Bangs, fringe, breakage — whatever you call it, it'll fit in some butterfly clips.
I have been living in France off and on since I first arrived at 17 in an elaborate escape from high school. I came of age here, fell in love here, got my degrees here, and started a life.
Since I speak French at home and work; my adopted language has grown to be my dominant tongue. My cat has a French ID card. Generally speaking, I feel pretty integrated.
Recently, however, I've been having a funny experience.
I’ve been wearing my mid-length hair in double French braids that I pin into a bun at the nape of my neck. It’s a practical way to get my hair off my face in windy fall weather. I put them up nice and tight in the morning; by nighttime, they have relaxed enough to look cool if I want to go out.

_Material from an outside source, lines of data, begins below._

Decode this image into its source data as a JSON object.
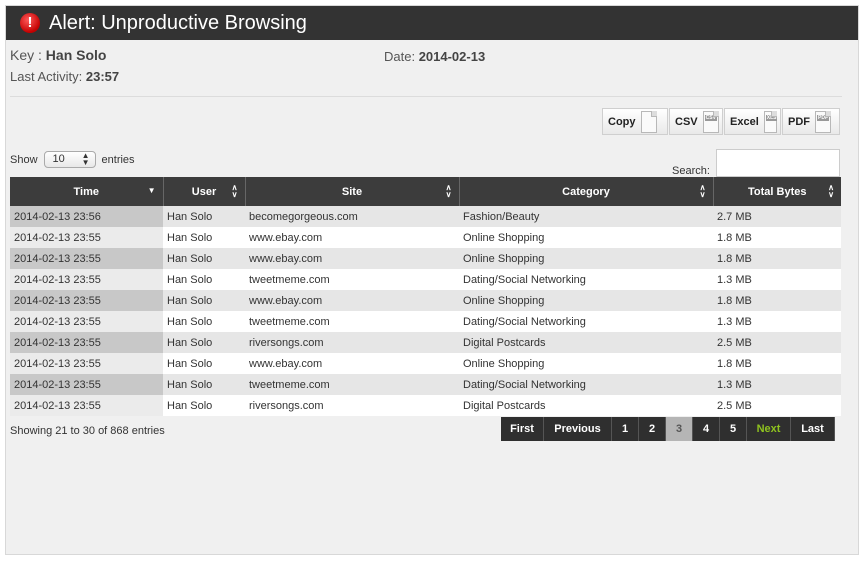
{
  "title": "Alert: Unproductive Browsing",
  "meta": {
    "key_label": "Key : ",
    "key_value": "Han Solo",
    "date_label": "Date: ",
    "date_value": "2014-02-13",
    "activity_label": "Last Activity: ",
    "activity_value": "23:57"
  },
  "exports": [
    {
      "label": "Copy",
      "icon": "copy-icon",
      "tag": ""
    },
    {
      "label": "CSV",
      "icon": "csv-file-icon",
      "tag": "CSV"
    },
    {
      "label": "Excel",
      "icon": "excel-file-icon",
      "tag": "XLS"
    },
    {
      "label": "PDF",
      "icon": "pdf-file-icon",
      "tag": "PDF"
    }
  ],
  "length": {
    "show_label": "Show",
    "selected": "10",
    "entries_label": "entries"
  },
  "search": {
    "label": "Search:",
    "value": ""
  },
  "table": {
    "columns": [
      "Time",
      "User",
      "Site",
      "Category",
      "Total Bytes"
    ],
    "rows": [
      [
        "2014-02-13 23:56",
        "Han Solo",
        "becomegorgeous.com",
        "Fashion/Beauty",
        "2.7 MB"
      ],
      [
        "2014-02-13 23:55",
        "Han Solo",
        "www.ebay.com",
        "Online Shopping",
        "1.8 MB"
      ],
      [
        "2014-02-13 23:55",
        "Han Solo",
        "www.ebay.com",
        "Online Shopping",
        "1.8 MB"
      ],
      [
        "2014-02-13 23:55",
        "Han Solo",
        "tweetmeme.com",
        "Dating/Social Networking",
        "1.3 MB"
      ],
      [
        "2014-02-13 23:55",
        "Han Solo",
        "www.ebay.com",
        "Online Shopping",
        "1.8 MB"
      ],
      [
        "2014-02-13 23:55",
        "Han Solo",
        "tweetmeme.com",
        "Dating/Social Networking",
        "1.3 MB"
      ],
      [
        "2014-02-13 23:55",
        "Han Solo",
        "riversongs.com",
        "Digital Postcards",
        "2.5 MB"
      ],
      [
        "2014-02-13 23:55",
        "Han Solo",
        "www.ebay.com",
        "Online Shopping",
        "1.8 MB"
      ],
      [
        "2014-02-13 23:55",
        "Han Solo",
        "tweetmeme.com",
        "Dating/Social Networking",
        "1.3 MB"
      ],
      [
        "2014-02-13 23:55",
        "Han Solo",
        "riversongs.com",
        "Digital Postcards",
        "2.5 MB"
      ]
    ]
  },
  "info": "Showing 21 to 30 of 868 entries",
  "pager": {
    "first": "First",
    "previous": "Previous",
    "pages": [
      "1",
      "2",
      "3",
      "4",
      "5"
    ],
    "current": "3",
    "next": "Next",
    "last": "Last"
  },
  "colors": {
    "titlebar": "#333333",
    "header": "#3c3c3c",
    "next_accent": "#8fc31f",
    "alert": "#c40000"
  }
}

I hadn’t been thinking much of it until a couple of weeks ago when I started getting some strange reactions. Once, I was crossing the street when a kid about 12 turned to his mom and said, “Look, Mom, a Russian!”
Then, at a party in the same week, someone at a party asked my boyfriend about his “Russian girlfriend.”
Not only do these braids make me suddenly look very foreign, I apparently now look… Russian?
I’m probably triggering some idea of a traditional national costume from a children’s book or the Miss Universe contest or something. It’s definitely not offensive to be confused for a Russian person, I just feel bad for the people of Russia for falsely representing them in the eyes of the French.
It’s a surprise to me that braids--technically an ancient East African hairstyle, now really trendy in the US--would be so deeply tied to the image of Russian nationality here. It’s a reminder of the power of visual signifiers of origin in how we dress and adorn ourselves.
I think the antiquity and diversity of braids are their main allure. I definitely enjoy wearing mine. I’ve been doing them frequently on Sundays to give my hair a break from washing and styling.
They hold up much better than a ponytail, which is practical for sports and active weekends in the mountains. They look just as cool when they are a little haphazardly woven and a little beat up from a day of exercise.
I bought a new product to use on my braids that I really love. It’s the Sérum de Soie Sublimateur from Leonor Greyl, my favorite hair care brand. It’s a combo protein/hydration serum with a really light texture designed for fine hair like mine. I run a couple of pumps of product through my hair before I start braiding to moisturize and smooth the ends of my braids.
It smells like a garden of jasmine--really sublime.
Are you wearing braids this fall? What nationality do you get mistaken for?